When the U.S. Supreme Court ruled unanimously that naturally occurring human genes couldn’t be patented, some said the ruling will make it easier and cheaper for patients to get tested for disease risk, while others said it will stifle innovation in the biotech industry.

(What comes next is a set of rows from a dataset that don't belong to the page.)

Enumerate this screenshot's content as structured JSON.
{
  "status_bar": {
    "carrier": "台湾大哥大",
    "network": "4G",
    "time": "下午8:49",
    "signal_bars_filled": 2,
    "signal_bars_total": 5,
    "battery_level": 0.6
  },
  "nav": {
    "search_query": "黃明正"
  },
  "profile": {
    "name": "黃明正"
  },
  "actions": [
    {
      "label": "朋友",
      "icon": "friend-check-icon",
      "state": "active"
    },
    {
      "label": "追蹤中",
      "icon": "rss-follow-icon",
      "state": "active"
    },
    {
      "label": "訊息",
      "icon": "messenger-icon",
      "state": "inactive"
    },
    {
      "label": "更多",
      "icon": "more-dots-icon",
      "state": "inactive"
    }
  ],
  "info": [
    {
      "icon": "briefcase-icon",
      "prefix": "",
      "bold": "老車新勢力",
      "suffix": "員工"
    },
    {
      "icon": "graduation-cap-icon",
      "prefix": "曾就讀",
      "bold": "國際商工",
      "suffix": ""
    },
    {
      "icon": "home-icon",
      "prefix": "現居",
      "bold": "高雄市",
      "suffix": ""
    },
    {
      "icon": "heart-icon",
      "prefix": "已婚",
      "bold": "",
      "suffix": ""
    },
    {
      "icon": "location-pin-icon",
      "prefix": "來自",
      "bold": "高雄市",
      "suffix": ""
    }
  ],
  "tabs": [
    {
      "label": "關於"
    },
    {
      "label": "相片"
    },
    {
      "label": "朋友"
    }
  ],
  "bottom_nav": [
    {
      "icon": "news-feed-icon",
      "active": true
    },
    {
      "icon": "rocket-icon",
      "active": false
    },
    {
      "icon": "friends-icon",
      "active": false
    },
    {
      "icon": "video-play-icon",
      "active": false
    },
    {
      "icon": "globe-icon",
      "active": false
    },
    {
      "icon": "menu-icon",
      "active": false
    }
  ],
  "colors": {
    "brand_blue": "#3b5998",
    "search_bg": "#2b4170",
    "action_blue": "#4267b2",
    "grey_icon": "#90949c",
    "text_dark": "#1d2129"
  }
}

In actuality, it will be a while before the results of the ruling are fully known, says Tulane Law School professor Glynn Lunney.

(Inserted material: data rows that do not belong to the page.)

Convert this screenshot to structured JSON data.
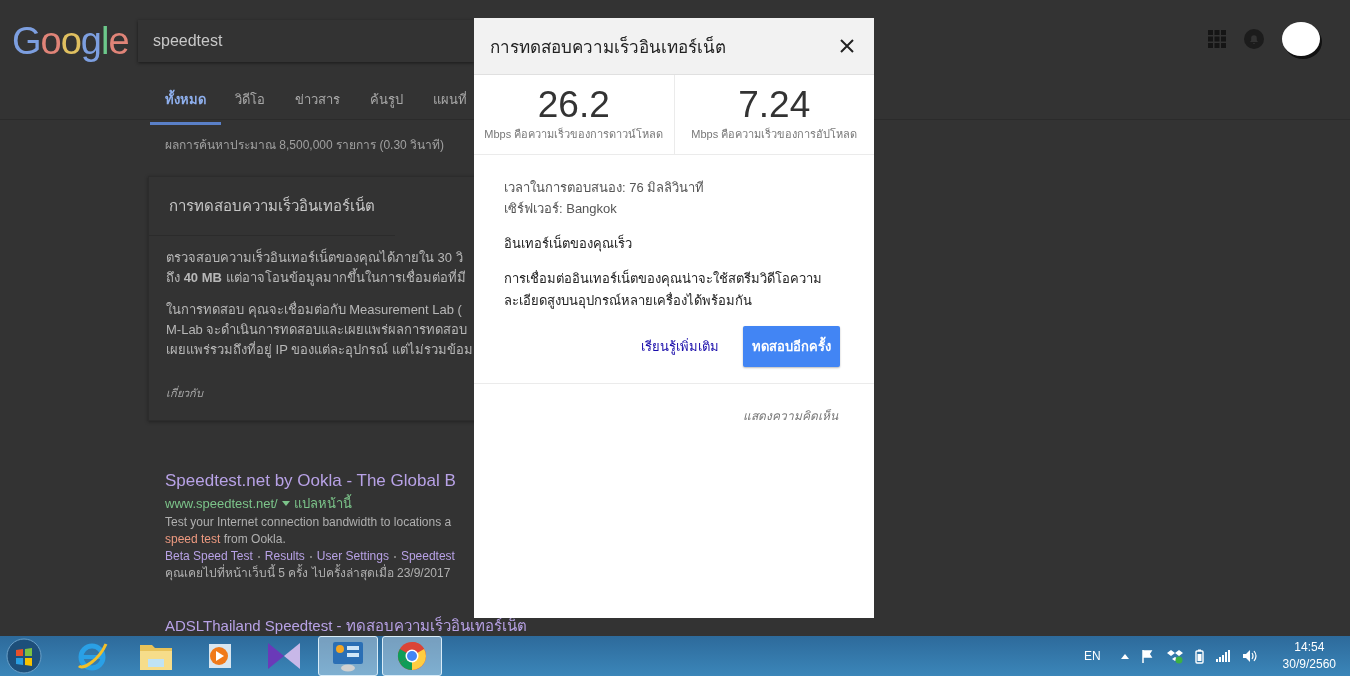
{
  "search_page": {
    "logo": "Google",
    "query": "speedtest",
    "tabs": [
      {
        "label": "ทั้งหมด",
        "selected": true
      },
      {
        "label": "วิดีโอ",
        "selected": false
      },
      {
        "label": "ข่าวสาร",
        "selected": false
      },
      {
        "label": "ค้นรูป",
        "selected": false
      },
      {
        "label": "แผนที่",
        "selected": false
      }
    ],
    "result_stats": "ผลการค้นหาประมาณ 8,500,000 รายการ (0.30 วินาที)",
    "card": {
      "title": "การทดสอบความเร็วอินเทอร์เน็ต",
      "paragraphs": [
        [
          "ตรวจสอบความเร็วอินเทอร์เน็ตของคุณได้ภายใน 30 วิ",
          "ถึง **40 MB** แต่อาจโอนข้อมูลมากขึ้นในการเชื่อมต่อที่มี"
        ],
        [
          "ในการทดสอบ คุณจะเชื่อมต่อกับ Measurement Lab (",
          "M-Lab จะดำเนินการทดสอบและเผยแพร่ผลการทดสอบ",
          "เผยแพร่รวมถึงที่อยู่ IP ของแต่ละอุปกรณ์ แต่ไม่รวมข้อม"
        ]
      ],
      "about": "เกี่ยวกับ"
    },
    "results": [
      {
        "title": "Speedtest.net by Ookla - The Global B",
        "url": "www.speedtest.net/",
        "translate": "แปลหน้านี้",
        "snippet": [
          [
            {
              "text": "Test your Internet connection bandwidth to locations a",
              "highlight": false
            }
          ],
          [
            {
              "text": "speed test",
              "highlight": true
            },
            {
              "text": " from Ookla.",
              "highlight": false
            }
          ]
        ],
        "sitelinks": [
          "Beta Speed Test",
          "Results",
          "User Settings",
          "Speedtest"
        ],
        "visited": "คุณเคยไปที่หน้าเว็บนี้ 5 ครั้ง ไปครั้งล่าสุดเมื่อ 23/9/2017"
      },
      {
        "title": "ADSLThailand Speedtest - ทดสอบความเร็วอินเทอร์เน็ต"
      }
    ]
  },
  "dialog": {
    "title": "การทดสอบความเร็วอินเทอร์เน็ต",
    "speeds": [
      {
        "value": "26.2",
        "caption": "Mbps คือความเร็วของการดาวน์โหลด"
      },
      {
        "value": "7.24",
        "caption": "Mbps คือความเร็วของการอัปโหลด"
      }
    ],
    "latency": "เวลาในการตอบสนอง: 76 มิลลิวินาที",
    "server": "เซิร์ฟเวอร์: Bangkok",
    "verdict": "อินเทอร์เน็ตของคุณเร็ว",
    "description": [
      "การเชื่อมต่ออินเทอร์เน็ตของคุณน่าจะใช้สตรีมวิดีโอความ",
      "ละเอียดสูงบนอุปกรณ์หลายเครื่องได้พร้อมกัน"
    ],
    "learn_more": "เรียนรู้เพิ่มเติม",
    "retest": "ทดสอบอีกครั้ง",
    "feedback": "แสดงความคิดเห็น"
  },
  "taskbar": {
    "apps": [
      {
        "kind": "start",
        "selected": false
      },
      {
        "kind": "ie",
        "selected": false
      },
      {
        "kind": "folder",
        "selected": false
      },
      {
        "kind": "media",
        "selected": false
      },
      {
        "kind": "vs",
        "selected": false
      },
      {
        "kind": "control",
        "selected": true
      },
      {
        "kind": "chrome",
        "selected": true
      }
    ],
    "language": "EN",
    "time": "14:54",
    "date": "30/9/2560"
  }
}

Tulane Law School professor Glynn Lunney says he doesn’t think the recent Supreme Court ruling will greatly change the climate in the biotech industry. (Illustration by Tracey Bellina)
“While these aspects of the decision and its background are clear, the impact of the decision is not,” says Lunney

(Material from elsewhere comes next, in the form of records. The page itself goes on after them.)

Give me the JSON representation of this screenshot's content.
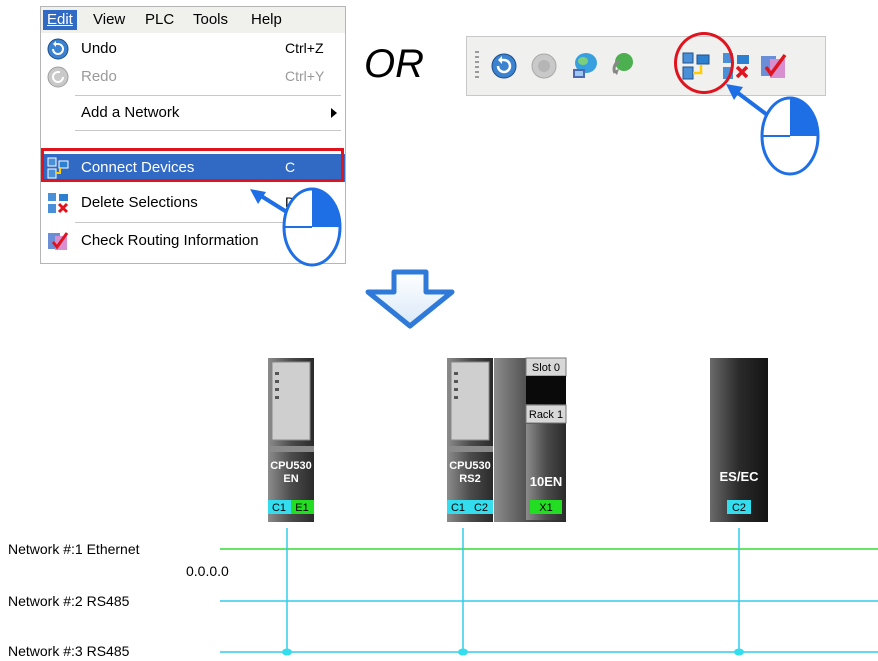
{
  "menubar": {
    "items": [
      "Edit",
      "View",
      "PLC",
      "Tools",
      "Help"
    ],
    "active": "Edit"
  },
  "edit_menu": {
    "items": [
      {
        "label": "Undo",
        "shortcut": "Ctrl+Z",
        "icon": "undo-icon",
        "enabled": true
      },
      {
        "label": "Redo",
        "shortcut": "Ctrl+Y",
        "icon": "redo-icon",
        "enabled": false
      },
      {
        "label": "Add a Network",
        "shortcut": "",
        "icon": "",
        "enabled": true,
        "submenu": true
      },
      {
        "label": "Connect Devices",
        "shortcut": "C",
        "icon": "connect-devices-icon",
        "enabled": true,
        "highlighted": true
      },
      {
        "label": "Delete Selections",
        "shortcut": "D",
        "icon": "delete-selections-icon",
        "enabled": true
      },
      {
        "label": "Check Routing Information",
        "shortcut": "",
        "icon": "check-routing-icon",
        "enabled": true
      }
    ]
  },
  "or_text": "OR",
  "toolbar": {
    "buttons": [
      "undo-icon",
      "redo-icon",
      "network-icon",
      "refresh-network-icon",
      "connect-devices-icon",
      "delete-selections-icon",
      "check-routing-icon"
    ],
    "highlighted": "connect-devices-icon"
  },
  "devices": [
    {
      "name_line1": "CPU530",
      "name_line2": "EN",
      "ports": [
        "C1",
        "E1"
      ]
    },
    {
      "name_line1": "CPU530",
      "name_line2": "RS2",
      "ports": [
        "C1",
        "C2"
      ]
    },
    {
      "slot": "Slot 0",
      "rack": "Rack 1",
      "name_line1": "10EN",
      "ports": [
        "X1"
      ]
    },
    {
      "name_line1": "ES/EC",
      "ports": [
        "C2"
      ]
    }
  ],
  "networks": [
    {
      "label": "Network #:1  Ethernet",
      "color": "#33dd33"
    },
    {
      "label": "Network #:2  RS485",
      "color": "#33ccee"
    },
    {
      "label": "Network #:3  RS485",
      "color": "#33ccee"
    }
  ],
  "ip_address": "0.0.0.0",
  "colors": {
    "menu_highlight": "#316ac5",
    "red_outline": "#e0141e",
    "pointer_blue": "#1e6ee6",
    "port_cyan": "#33ddee",
    "port_green": "#22dd22"
  }
}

, the McGlinchey Stafford Professor of Law.
The court’s decision on June 13 came in a challenge to seven patents held by Utah-based biotech company Myriad Genetics on genes linked to breast and ovarian cancer.
According to Lunney, the reason the impact of the ruling is unknown is because, while the Supreme Court made clear that naturally occurring genes can not be patented, it left intact patent protections on shortened versions of the DNA produced by scientists.
“One possibility is that these remaining patent claims will, as a practical matter, give Myriad the same control over the market for this type of genetic testing as it had before the court's decision,” Lunney says.
If those patents don’t protect the company, Lunny expects the short-term effect of the court's decision will be less-expensive genetic testing for certain sequences.
Lunney says that lower prices, while good for consumers, tend to lead to less research and could force companies to keep their research secret, which would make it more difficult for patients to “judge the reliability and veracity of the claims made for the genetic testing that is offered.”
Lunney says he doesn’t think the ruling will greatly change the climate in the biotech industry.
“My own sense is that the court's decision will not reduce the effective level of patent protection available to Myriad and other companies much, if at all.”